- “Not being able to leave comments or additional info [without hitting a paywall in a productivity app] really frustrated me, because I hate looking at my to-do list, then trying to find the link, or location, or phone number, or document somewhere else. I never thought there was a single app that would be able to help me. I have already recommended [ClickUp] to many of my friends who either have ADHD or who would like to improve their productivity and think more organizations should implement it too.” —Nadir A.
- “I wish more workplaces had flexible hours and scheduling. I also feel that most employers don’t respect anxiety, ADD, depression, or social awkwardness. These can be crippling and extremely difficult to conquer in the moment. Most employers I’ve worked for think that I’m just a hypochondriac, but that’s not the case. I want to work. I want to do great work, and I do. I just wish there was more sensitivity for mental health and those on the autism spectrum.” —Josh P.

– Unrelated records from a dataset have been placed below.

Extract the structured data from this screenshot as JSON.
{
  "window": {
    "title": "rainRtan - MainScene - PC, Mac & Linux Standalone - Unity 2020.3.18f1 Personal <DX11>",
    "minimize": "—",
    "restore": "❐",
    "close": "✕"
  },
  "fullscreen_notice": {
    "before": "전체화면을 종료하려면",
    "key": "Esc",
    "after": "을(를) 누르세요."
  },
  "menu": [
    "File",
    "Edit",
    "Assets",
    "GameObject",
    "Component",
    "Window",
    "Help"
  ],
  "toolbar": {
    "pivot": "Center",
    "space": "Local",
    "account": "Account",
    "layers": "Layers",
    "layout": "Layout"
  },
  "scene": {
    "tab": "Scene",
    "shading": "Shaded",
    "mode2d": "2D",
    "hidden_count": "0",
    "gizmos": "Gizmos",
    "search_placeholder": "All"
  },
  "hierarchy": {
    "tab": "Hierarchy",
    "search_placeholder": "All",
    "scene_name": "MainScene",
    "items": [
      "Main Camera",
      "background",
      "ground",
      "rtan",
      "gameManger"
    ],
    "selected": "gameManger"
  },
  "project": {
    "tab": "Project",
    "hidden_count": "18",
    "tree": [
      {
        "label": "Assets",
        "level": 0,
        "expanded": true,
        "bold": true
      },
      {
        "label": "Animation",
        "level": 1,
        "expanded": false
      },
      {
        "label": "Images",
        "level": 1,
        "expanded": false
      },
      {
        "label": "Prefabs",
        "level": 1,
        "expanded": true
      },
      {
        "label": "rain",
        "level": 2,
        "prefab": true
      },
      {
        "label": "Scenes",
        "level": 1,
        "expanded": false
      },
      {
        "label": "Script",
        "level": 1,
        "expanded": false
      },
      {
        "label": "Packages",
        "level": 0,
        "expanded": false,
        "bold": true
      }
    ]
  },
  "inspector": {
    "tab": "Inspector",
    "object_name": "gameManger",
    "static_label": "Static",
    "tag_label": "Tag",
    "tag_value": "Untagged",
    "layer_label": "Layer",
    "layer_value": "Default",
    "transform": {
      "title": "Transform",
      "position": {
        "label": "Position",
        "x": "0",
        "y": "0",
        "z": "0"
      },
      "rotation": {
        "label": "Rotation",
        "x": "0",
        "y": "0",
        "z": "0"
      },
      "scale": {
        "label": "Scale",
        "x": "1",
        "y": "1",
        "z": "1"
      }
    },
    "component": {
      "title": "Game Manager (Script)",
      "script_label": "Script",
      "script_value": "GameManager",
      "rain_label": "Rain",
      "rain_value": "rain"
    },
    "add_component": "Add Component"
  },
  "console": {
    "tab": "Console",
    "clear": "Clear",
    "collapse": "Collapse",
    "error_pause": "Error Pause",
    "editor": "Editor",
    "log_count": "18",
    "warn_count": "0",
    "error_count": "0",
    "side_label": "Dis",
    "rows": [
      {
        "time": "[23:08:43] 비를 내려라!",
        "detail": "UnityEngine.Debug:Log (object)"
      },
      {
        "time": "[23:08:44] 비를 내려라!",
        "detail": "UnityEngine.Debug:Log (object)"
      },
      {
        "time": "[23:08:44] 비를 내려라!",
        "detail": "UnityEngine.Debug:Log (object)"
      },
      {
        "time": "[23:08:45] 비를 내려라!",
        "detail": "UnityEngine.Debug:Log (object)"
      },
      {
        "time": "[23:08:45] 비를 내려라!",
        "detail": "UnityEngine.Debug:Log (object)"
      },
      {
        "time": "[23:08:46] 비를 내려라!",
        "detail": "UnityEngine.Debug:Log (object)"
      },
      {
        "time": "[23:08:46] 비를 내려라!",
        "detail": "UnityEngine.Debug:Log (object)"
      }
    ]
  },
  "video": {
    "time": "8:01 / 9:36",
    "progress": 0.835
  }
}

What’s Next for Neurodiversity at Work
When managed, I know that my neurological differences help contribute to my best qualities as a person. In a supportive job that provides me with tools that work the way I do, my ADHD means I’m naturally focused and efficient with creative tasks, and that my constant stream of new ideas has an organized place to live. I also see my panics as a sometimes-side-effect to my valuable ability to thrive under real—not imagined—pressure every day.
There are benefits and talents in absolutely every variation of neurodiversity, and society is finally coming around to seeing it. That thankfully includes in the workplace, which is why more and more companies must start implementing productivity tools, flexible work options, and a fresh mindset in leadership that reimagines what truly makes an employee a star.
One last thing—see this weird 3D rendering?
This is a myosin protein dragging an endorphin along a filament to the inner part of the brain’s parietal cortex, which creates happiness.
You’re looking at happiness.
At the end of the day, isn’t that what every brain wants?